But here’s the thing. You don’t really know this seller. Sure, they might seem nice. And, yes, you like their home. But they could be shady. It’s not a judgment. You simply don’t have a way to get to know them well enough to feel good writing them a check for thousands of dollars when they’re not giving you anything in return — yet.

So you don’t make your earnest money out to the seller directly. Instead, you put it into escrow. And it lives safely there until it’s either applied to the purchase price of the home at closing or returned to you if the deal falls through for a number of reasons.

Escrow and closing

You’ve worked out all the kinks in your transaction. Everyone’s happy with the inspection. Everyone’s agreed on a move out date. You’re ready to get this thing finished so you can either move into your new home or get a check from your buyers. And this is where escrow really shines.

We’re talking about a lot of money here. Houses aren’t cheap! Using escrow protects everyone involved while this large sum of money changes hands. Before closing, the buyer will put the purchase price amount into escrow. It will sit safely there while the final paperwork is completed and the deed is recorded. Then, and only then, will the escrow company pay that amount to the seller.

You hear about people getting tied up in escrow because closing isn’t always smooth sailing. Last minute issues arise and these can be frustrating for all parties involved. But, even then, you’ll be glad you’ve arranged escrow. Why? Escrow protects the buyer because it ensures the seller doesn’t run off with their money, house deed still in hand. At the same time, it protects the seller from handing over their deed in exchange for a check that won’t clear.

Tips For Knowing When to Upsize or Downsize

Maui real estate
Are you considering moving to a new Maui home? Perhaps you think a change will make everyone happier, and help you keep up with the cost and upkeep of homeownership.

Right-sizing is a common term used to describe the process of choosing a home to fit your current needs. Here are four ways to tell that it’s time to make the switch and look into purchasing a home that’s better suited to your current situation.

Too Much to Clean

No one wants to spend a ton of free time scrubbing, sweeping, mopping and caring for a home. Consider how and where you’re comfortable at home. Many people spend most of their time in a few key spaces like the bedroom and kitchen. If you’re spending more time cleaning than living, you either don’t have enough people cleaning—or you have too much space for the amount of living you do.

Too Much or Not Enough lawn

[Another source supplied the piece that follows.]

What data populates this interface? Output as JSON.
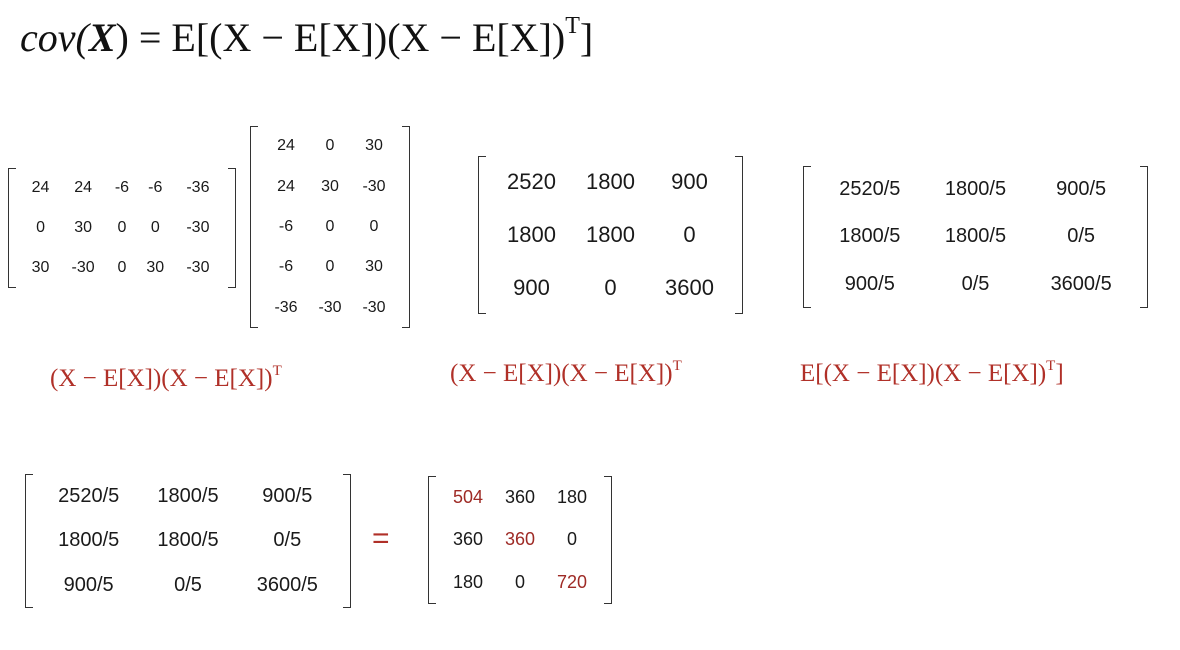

The yard is one part of a property that many people don’t have time to care for consistently. Other people love spending an hour or so in the garden each day or sipping a cup of coffee while the sun is coming up. Finding the right space to let you entertain, relax after a hard day, or give the kids room to safely burn off some energy is important. Considering low-maintenance options and how often the family uses the outdoor space can help you decide if now is the time to buy a different Maui home.

Not Enough Room

When you have several young children, space is always an issue. When the kids grow up, things change—including the size of the home needed. Sellers can help prospective buyers find a property that’s perfect for their current needs. Whether you’re adding members, or the family dynamic is shifting so there are fewer people in the home, the size of the house is a big deal.

Kitchen Space

No one likes crowding into a tight space for dinners or special occasions like birthday parties and graduation celebrations. It’s also tough to sit in a huge kitchen by yourself thinking about how much cleaning is necessary or the additional cost to remodel a huge space when there are only two or three people in the home. Right-sizing can help you discover the best property for your household after big changes like an elderly parent moving in, the kids going off to college, or several grandchildren coming along.

Thinking about recent life changes can help homeowners decide when it’s time to make a move. Keeping your finances, life plans and schedule on track isn’t always easy when you’re living in a home that’s too small or big for your present needs. As families evolve, mortgage fees, maintenance costs and time to care for the property become even more important.